- **EXERCISE INSTRUCTIONS**: For each record below, write an exact copy.

- **EXCERPTED DATA**:
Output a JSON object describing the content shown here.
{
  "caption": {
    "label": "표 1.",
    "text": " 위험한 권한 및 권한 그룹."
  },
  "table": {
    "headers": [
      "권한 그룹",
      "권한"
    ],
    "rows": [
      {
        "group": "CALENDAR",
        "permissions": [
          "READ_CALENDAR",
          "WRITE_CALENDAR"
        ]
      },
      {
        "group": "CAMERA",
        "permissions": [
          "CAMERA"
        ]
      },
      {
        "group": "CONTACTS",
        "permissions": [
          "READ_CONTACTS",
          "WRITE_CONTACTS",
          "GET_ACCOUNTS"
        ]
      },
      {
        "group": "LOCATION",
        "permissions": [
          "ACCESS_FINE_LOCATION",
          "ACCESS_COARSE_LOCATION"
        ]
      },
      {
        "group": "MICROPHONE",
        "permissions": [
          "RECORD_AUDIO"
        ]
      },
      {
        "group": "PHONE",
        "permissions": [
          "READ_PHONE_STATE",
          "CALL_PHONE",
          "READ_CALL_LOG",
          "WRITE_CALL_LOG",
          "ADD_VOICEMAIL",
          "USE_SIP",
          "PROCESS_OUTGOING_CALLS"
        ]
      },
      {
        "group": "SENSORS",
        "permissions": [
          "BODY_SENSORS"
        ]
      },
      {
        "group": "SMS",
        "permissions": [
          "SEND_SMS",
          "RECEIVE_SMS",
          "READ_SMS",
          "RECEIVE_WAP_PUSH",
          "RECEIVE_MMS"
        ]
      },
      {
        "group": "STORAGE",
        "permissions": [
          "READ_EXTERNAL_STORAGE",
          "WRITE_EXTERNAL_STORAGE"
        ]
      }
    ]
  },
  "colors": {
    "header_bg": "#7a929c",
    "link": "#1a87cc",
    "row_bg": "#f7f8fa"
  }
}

- **SOLUTION BELOW**:
Output a JSON object describing the content shown here.
{
  "caption": {
    "label": "표 1.",
    "text": " 위험한 권한 및 권한 그룹."
  },
  "table": {
    "headers": [
      "권한 그룹",
      "권한"
    ],
    "rows": [
      {
        "group": "CALENDAR",
        "permissions": [
          "READ_CALENDAR",
          "WRITE_CALENDAR"
        ]
      },
      {
        "group": "CAMERA",
        "permissions": [
          "CAMERA"
        ]
      },
      {
        "group": "CONTACTS",
        "permissions": [
          "READ_CONTACTS",
          "WRITE_CONTACTS",
          "GET_ACCOUNTS"
        ]
      },
      {
        "group": "LOCATION",
        "permissions": [
          "ACCESS_FINE_LOCATION",
          "ACCESS_COARSE_LOCATION"
        ]
      },
      {
        "group": "MICROPHONE",
        "permissions": [
          "RECORD_AUDIO"
        ]
      },
      {
        "group": "PHONE",
        "permissions": [
          "READ_PHONE_STATE",
          "CALL_PHONE",
          "READ_CALL_LOG",
          "WRITE_CALL_LOG",
          "ADD_VOICEMAIL",
          "USE_SIP",
          "PROCESS_OUTGOING_CALLS"
        ]
      },
      {
        "group": "SENSORS",
        "permissions": [
          "BODY_SENSORS"
        ]
      },
      {
        "group": "SMS",
        "permissions": [
          "SEND_SMS",
          "RECEIVE_SMS",
          "READ_SMS",
          "RECEIVE_WAP_PUSH",
          "RECEIVE_MMS"
        ]
      },
      {
        "group": "STORAGE",
        "permissions": [
          "READ_EXTERNAL_STORAGE",
          "WRITE_EXTERNAL_STORAGE"
        ]
      }
    ]
  },
  "colors": {
    "header_bg": "#7a929c",
    "link": "#1a87cc",
    "row_bg": "#f7f8fa"
  }
}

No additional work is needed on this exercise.